1) Assume that new customers will pay in cash. Extending 30-day terms may have been automatic in the past, but that doesn’t mean you need to continue doing that now. For example, a large reprographics firm in Chicago discovered that many of the new customers they were finding for their large-format color work are used to paying for everything with a credit card or COD. Why extend terms if your customers aren’t asking for it? Cash is king; if you cut your collections period to zero, you’ll be amazed at the improvement to your bottom line.
2) If you can’t get cash up front, at least get a deposit on larger jobs. Bob Roperti, president of Jiffy Reprographics in Clearwater, Florida, asks for deposits on large individual projects. “Like the $14,000 printing project we got in December. The client allowed a 50 percent deposit to his corporate card up front and the balance on completion,” Roperti says. Having a 50 percent deposit does three things for your collections: It instantly reduces your receivables balance by half; it provides a psychological incentive for the client to pay the balance, since he already has an investment in the project; and it makes it easier for the client to ultimately pay in full, since the cost is broken into “smaller bites.”

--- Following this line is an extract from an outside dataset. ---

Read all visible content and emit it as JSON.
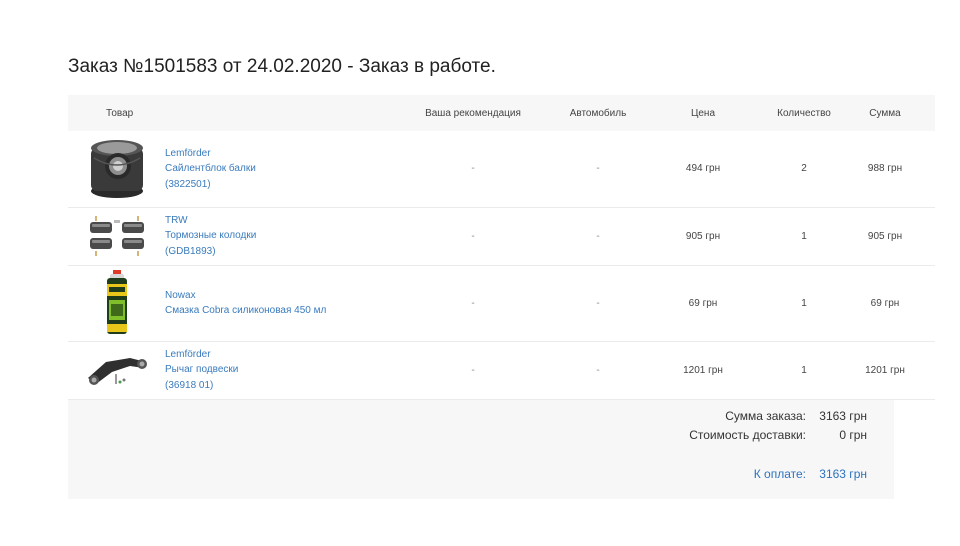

3) If you do extend terms, offer the 2%/10 days option. This might sound counterintuitive – why would you give up the 2 percent? – but if you do the math you’ll see that the value of having your money in 10 days rather than 30 days (or longer) is worth the 2 percent. Think of it this way: If you consistently had cash on hand 20 days earlier to pay your own bills, you could use your own credit card or line of credit proportionately less, and you might be able to take advantage of your vendors’ 2/10 terms or other special cash offers. Would that be worth the 2 percent you’re giving up? In most cases, yes!
4) Make friends with the people who write the checks. Your salespeople already know that relationships are important in sales; the same goes for collections. First, find out who should get the invoice – is it the principal of the firm, the bookkeeper, or an outside CPA? Next, make friends with that person so that you can pick up the phone and chat if a bill is past due. And if they do a good job, let their boss know. “Pass compliments back to the principals of the firm when their payables person is accommodating,” Roperti advises.
5) The squeaky wheel gets the grease. When a client is late in paying, gently but persistently remind them. Make regular calls each time the client is late, so they know that unless they write the check, the dreaded phone call is coming. It’s good to know if the late-paying client has work in your shop, Roperti says, because then you can remind them that you meet their requirements and expect them to make timely payment in return.
The main thing to keep in mind is that cash is the lifeblood of your business, and every day you shave off your collection period will add dollars to the bottom line. If you keep that in mind, you’ll realize that improving your collections is just as important as any other part of your business.
Want more tips on accelerating your collections? Click here for a list of links to other articles on this topic.